The material below must be restated exactly, line by line.

=== Section Start ===

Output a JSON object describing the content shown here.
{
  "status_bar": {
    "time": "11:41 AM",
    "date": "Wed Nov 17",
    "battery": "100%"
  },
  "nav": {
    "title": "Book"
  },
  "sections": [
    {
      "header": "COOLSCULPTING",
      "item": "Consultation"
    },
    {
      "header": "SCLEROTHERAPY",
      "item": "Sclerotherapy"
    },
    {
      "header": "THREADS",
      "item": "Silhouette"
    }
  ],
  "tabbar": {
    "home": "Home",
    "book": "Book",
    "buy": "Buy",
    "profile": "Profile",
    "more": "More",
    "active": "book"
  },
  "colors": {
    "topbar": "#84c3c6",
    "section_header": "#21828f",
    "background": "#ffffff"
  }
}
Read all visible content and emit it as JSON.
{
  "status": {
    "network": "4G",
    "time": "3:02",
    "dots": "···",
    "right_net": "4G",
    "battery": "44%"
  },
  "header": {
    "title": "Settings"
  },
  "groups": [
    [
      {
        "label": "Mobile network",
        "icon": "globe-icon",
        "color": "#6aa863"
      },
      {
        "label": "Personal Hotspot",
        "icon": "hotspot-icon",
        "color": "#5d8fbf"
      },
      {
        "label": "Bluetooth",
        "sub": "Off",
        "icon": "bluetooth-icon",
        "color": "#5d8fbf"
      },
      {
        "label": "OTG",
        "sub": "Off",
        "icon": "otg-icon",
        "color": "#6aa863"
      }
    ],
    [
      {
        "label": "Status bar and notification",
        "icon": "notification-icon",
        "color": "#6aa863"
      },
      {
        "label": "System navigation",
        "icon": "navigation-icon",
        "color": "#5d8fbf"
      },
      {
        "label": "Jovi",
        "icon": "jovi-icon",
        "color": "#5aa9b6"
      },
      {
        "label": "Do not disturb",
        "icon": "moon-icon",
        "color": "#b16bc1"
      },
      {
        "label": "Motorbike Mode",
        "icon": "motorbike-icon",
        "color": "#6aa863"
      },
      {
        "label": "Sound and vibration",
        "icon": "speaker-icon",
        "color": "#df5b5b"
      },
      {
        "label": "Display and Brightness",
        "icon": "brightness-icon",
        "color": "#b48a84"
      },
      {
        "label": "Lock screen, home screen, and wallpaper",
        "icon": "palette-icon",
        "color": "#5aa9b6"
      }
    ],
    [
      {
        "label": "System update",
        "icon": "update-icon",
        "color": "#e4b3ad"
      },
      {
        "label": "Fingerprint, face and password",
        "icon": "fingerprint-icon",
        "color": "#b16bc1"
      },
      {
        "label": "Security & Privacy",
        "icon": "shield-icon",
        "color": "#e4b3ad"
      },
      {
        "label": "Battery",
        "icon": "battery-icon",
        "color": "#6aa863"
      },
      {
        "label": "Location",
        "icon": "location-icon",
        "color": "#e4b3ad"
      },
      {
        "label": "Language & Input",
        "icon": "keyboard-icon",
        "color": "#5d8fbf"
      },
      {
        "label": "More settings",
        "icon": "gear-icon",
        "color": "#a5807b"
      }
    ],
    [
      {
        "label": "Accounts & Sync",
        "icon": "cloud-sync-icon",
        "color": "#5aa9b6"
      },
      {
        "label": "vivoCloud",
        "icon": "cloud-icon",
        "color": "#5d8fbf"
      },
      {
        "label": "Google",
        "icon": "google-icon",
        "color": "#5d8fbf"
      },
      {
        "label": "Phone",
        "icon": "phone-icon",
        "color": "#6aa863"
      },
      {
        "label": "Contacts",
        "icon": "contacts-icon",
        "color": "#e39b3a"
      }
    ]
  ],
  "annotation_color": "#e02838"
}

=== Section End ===

§ **Task response**
Output a JSON object describing the content shown here.
{
  "status_bar": {
    "time": "11:41 AM",
    "date": "Wed Nov 17",
    "battery": "100%"
  },
  "nav": {
    "title": "Book"
  },
  "sections": [
    {
      "header": "COOLSCULPTING",
      "item": "Consultation"
    },
    {
      "header": "SCLEROTHERAPY",
      "item": "Sclerotherapy"
    },
    {
      "header": "THREADS",
      "item": "Silhouette"
    }
  ],
  "tabbar": {
    "home": "Home",
    "book": "Book",
    "buy": "Buy",
    "profile": "Profile",
    "more": "More",
    "active": "book"
  },
  "colors": {
    "topbar": "#84c3c6",
    "section_header": "#21828f",
    "background": "#ffffff"
  }
}
Read all visible content and emit it as JSON.
{
  "status": {
    "network": "4G",
    "time": "3:02",
    "dots": "···",
    "right_net": "4G",
    "battery": "44%"
  },
  "header": {
    "title": "Settings"
  },
  "groups": [
    [
      {
        "label": "Mobile network",
        "icon": "globe-icon",
        "color": "#6aa863"
      },
      {
        "label": "Personal Hotspot",
        "icon": "hotspot-icon",
        "color": "#5d8fbf"
      },
      {
        "label": "Bluetooth",
        "sub": "Off",
        "icon": "bluetooth-icon",
        "color": "#5d8fbf"
      },
      {
        "label": "OTG",
        "sub": "Off",
        "icon": "otg-icon",
        "color": "#6aa863"
      }
    ],
    [
      {
        "label": "Status bar and notification",
        "icon": "notification-icon",
        "color": "#6aa863"
      },
      {
        "label": "System navigation",
        "icon": "navigation-icon",
        "color": "#5d8fbf"
      },
      {
        "label": "Jovi",
        "icon": "jovi-icon",
        "color": "#5aa9b6"
      },
      {
        "label": "Do not disturb",
        "icon": "moon-icon",
        "color": "#b16bc1"
      },
      {
        "label": "Motorbike Mode",
        "icon": "motorbike-icon",
        "color": "#6aa863"
      },
      {
        "label": "Sound and vibration",
        "icon": "speaker-icon",
        "color": "#df5b5b"
      },
      {
        "label": "Display and Brightness",
        "icon": "brightness-icon",
        "color": "#b48a84"
      },
      {
        "label": "Lock screen, home screen, and wallpaper",
        "icon": "palette-icon",
        "color": "#5aa9b6"
      }
    ],
    [
      {
        "label": "System update",
        "icon": "update-icon",
        "color": "#e4b3ad"
      },
      {
        "label": "Fingerprint, face and password",
        "icon": "fingerprint-icon",
        "color": "#b16bc1"
      },
      {
        "label": "Security & Privacy",
        "icon": "shield-icon",
        "color": "#e4b3ad"
      },
      {
        "label": "Battery",
        "icon": "battery-icon",
        "color": "#6aa863"
      },
      {
        "label": "Location",
        "icon": "location-icon",
        "color": "#e4b3ad"
      },
      {
        "label": "Language & Input",
        "icon": "keyboard-icon",
        "color": "#5d8fbf"
      },
      {
        "label": "More settings",
        "icon": "gear-icon",
        "color": "#a5807b"
      }
    ],
    [
      {
        "label": "Accounts & Sync",
        "icon": "cloud-sync-icon",
        "color": "#5aa9b6"
      },
      {
        "label": "vivoCloud",
        "icon": "cloud-icon",
        "color": "#5d8fbf"
      },
      {
        "label": "Google",
        "icon": "google-icon",
        "color": "#5d8fbf"
      },
      {
        "label": "Phone",
        "icon": "phone-icon",
        "color": "#6aa863"
      },
      {
        "label": "Contacts",
        "icon": "contacts-icon",
        "color": "#e39b3a"
      }
    ]
  ],
  "annotation_color": "#e02838"
}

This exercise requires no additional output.